Andover Hall

Swartz Hall and Andover-Harvard Theological Library

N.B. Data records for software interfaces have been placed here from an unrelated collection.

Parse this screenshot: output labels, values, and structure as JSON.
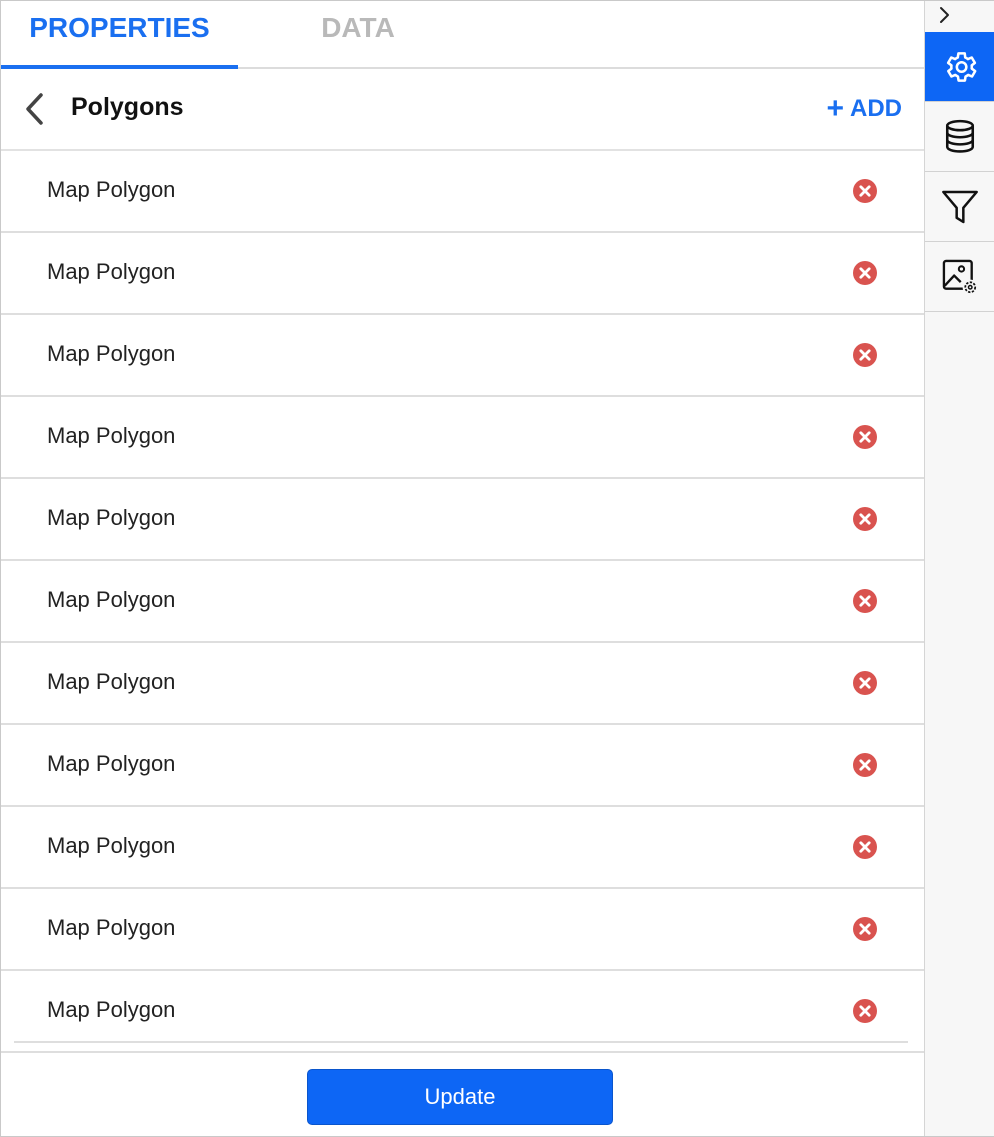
{
  "tabs": {
    "properties": "PROPERTIES",
    "data": "DATA"
  },
  "header": {
    "title": "Polygons",
    "add_label": "ADD"
  },
  "items": [
    {
      "label": "Map Polygon"
    },
    {
      "label": "Map Polygon"
    },
    {
      "label": "Map Polygon"
    },
    {
      "label": "Map Polygon"
    },
    {
      "label": "Map Polygon"
    },
    {
      "label": "Map Polygon"
    },
    {
      "label": "Map Polygon"
    },
    {
      "label": "Map Polygon"
    },
    {
      "label": "Map Polygon"
    },
    {
      "label": "Map Polygon"
    },
    {
      "label": "Map Polygon"
    }
  ],
  "update_label": "Update",
  "rail": {
    "collapse_icon": "chevron-right-icon",
    "buttons": [
      {
        "icon": "gear-icon",
        "active": true
      },
      {
        "icon": "database-icon",
        "active": false
      },
      {
        "icon": "filter-icon",
        "active": false
      },
      {
        "icon": "image-settings-icon",
        "active": false
      }
    ]
  },
  "colors": {
    "accent": "#1a6ff0",
    "remove": "#d9534f",
    "inactive_tab": "#b9b9b9"
  }
}
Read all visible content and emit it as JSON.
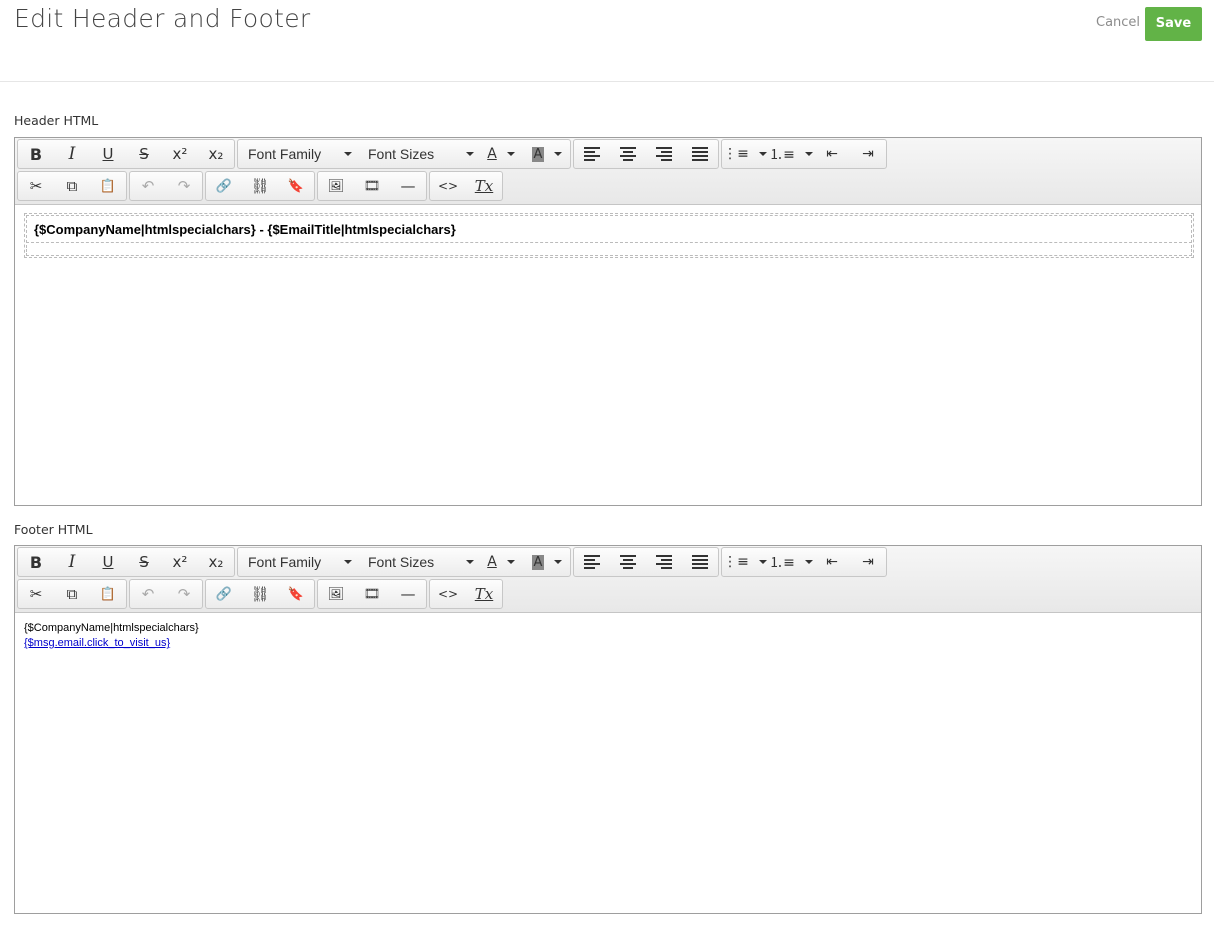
{
  "page": {
    "title": "Edit Header and Footer",
    "cancel_label": "Cancel",
    "save_label": "Save"
  },
  "header_section": {
    "label": "Header HTML",
    "content_text": "{$CompanyName|htmlspecialchars} - {$EmailTitle|htmlspecialchars}"
  },
  "footer_section": {
    "label": "Footer HTML",
    "line1": "{$CompanyName|htmlspecialchars}",
    "link_text": "{$msg.email.click_to_visit_us}"
  },
  "toolbar": {
    "font_family": "Font Family",
    "font_sizes": "Font Sizes",
    "bold": "B",
    "italic": "I",
    "underline": "U",
    "strike": "S",
    "superscript": "x²",
    "subscript": "x₂",
    "text_color": "A",
    "bg_color": "A",
    "cut": "✂",
    "copy": "⧉",
    "paste": "📋",
    "undo": "↶",
    "redo": "↷",
    "link": "🔗",
    "unlink": "⛓",
    "anchor": "🔖",
    "image": "🖼",
    "media": "🎞",
    "hr": "—",
    "code": "<>",
    "clear_format": "Tx"
  },
  "colors": {
    "save_button": "#62b347",
    "link": "#0000cc"
  }
}
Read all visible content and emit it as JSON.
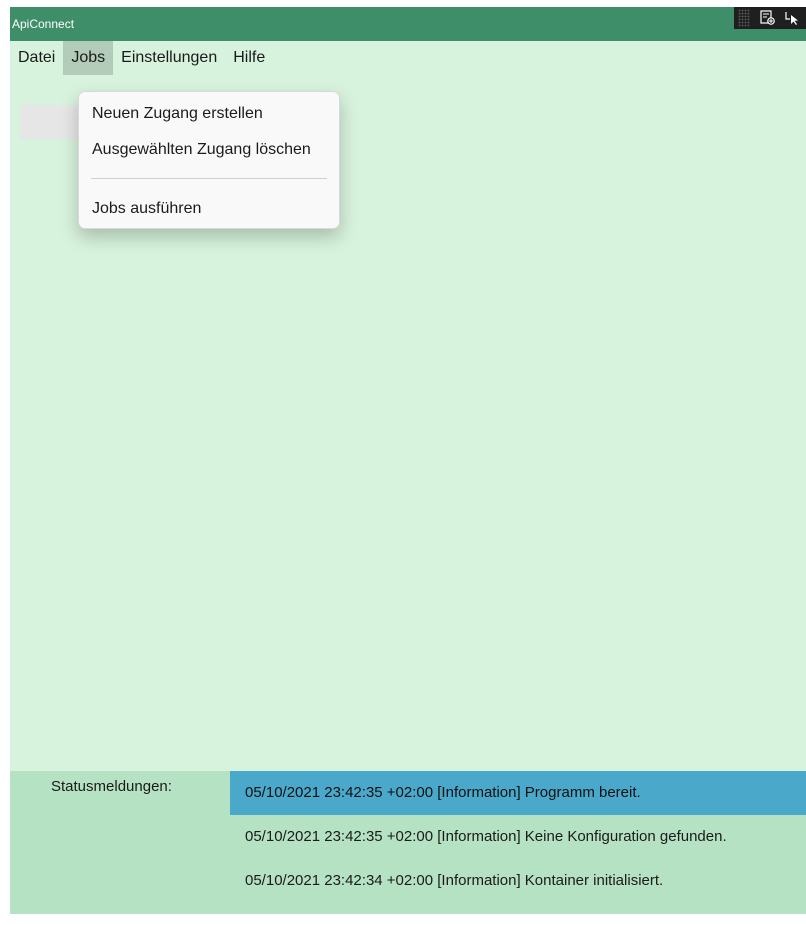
{
  "window": {
    "title": "ApiConnect"
  },
  "menubar": {
    "items": [
      {
        "label": "Datei"
      },
      {
        "label": "Jobs",
        "active": true
      },
      {
        "label": "Einstellungen"
      },
      {
        "label": "Hilfe"
      }
    ]
  },
  "jobs_menu": {
    "items": [
      {
        "label": "Neuen Zugang erstellen"
      },
      {
        "label": "Ausgewählten Zugang löschen"
      },
      {
        "label": "Jobs ausführen"
      }
    ]
  },
  "status": {
    "label": "Statusmeldungen:",
    "messages": [
      {
        "text": "05/10/2021 23:42:35 +02:00 [Information] Programm bereit.",
        "selected": true
      },
      {
        "text": "05/10/2021 23:42:35 +02:00 [Information] Keine Konfiguration gefunden.",
        "selected": false
      },
      {
        "text": "05/10/2021 23:42:34 +02:00 [Information] Kontainer initialisiert.",
        "selected": false
      }
    ]
  },
  "icons": {
    "toolbar": [
      "live-visual-tree-icon",
      "select-element-icon"
    ]
  },
  "colors": {
    "titlebar": "#3f8e6a",
    "content_background": "#d7f2dd",
    "status_background": "#b5e2c3",
    "selected_row": "#4aa8cb",
    "active_menu": "#b3ccba"
  }
}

Completed in 1911 at a cost of $300,000, Andover Hall at Harvard University was designed by Allen and Collens, a firm that focused largely on neo-medieval and ecclesiastical designs, and is the only building at Harvard built in the Collegiate Gothic style of architecture. Andover Hall was commissioned by Andover Theological Seminary, which, by 1906, saw its enrollment slide and entered an affiliation with the Divinity School in 1908. The Hall contained a chapel, library, dorms, and seminar and lecture rooms. Today, the building still contains a chapel and some classrooms, but it also holds many administrative and faculty offices. On May 1, 2019, the building's name was changed to Swartz Hall in honor of philanthropists Susan Shallcross Swartz and James R. Swartz. Andover Hall and Andover-Harvard Theological Library opened its doors in the fall of 1911. One of the first acts of the Council (Oct. 31, 1911) was its vote “that the freedom of the Library be extended to the instructors and students of the Episcopal Theological School, of the New Church Theological School, and of Radcliffe College.” Extending privileges to the first two schools foreshadows the later extension of mutual privileges through the Boston Theological Institute. The “freedom” given to Radcliffe was without parallel at Harvard for many years to come, although it would be over 40 more years before Harvard Divinity School would admit women as degree candidates. The renovated Harvard University Swartz Hall is the center of academic, administrative, and student life at the Harvard Divinity School. The historic building houses classrooms, a lecture hall, a multi-faith chapel, and faculty and staff offices. ABA completed a master plan that assessed the existing conditions, established a preservation approach, studied program needs, and developed a phased plan for renovation and expansion. In the first project following the master plan, ABA renovated classrooms in Swartz Hall, introducing new technology and flexible furnishings to accommodate traditional and emerging teaching methodologies. The current phase of renovations relocates Student Services to Swartz Hall and replaces an existing building addition known as the Cloister Link with an approximately 10,000-square-foot addition. At the ground level, visitors will find a welcoming café; the upper level holds a 200-seat multipurpose event room, providing a large convening space for HDS and the University.

Constructed, 1911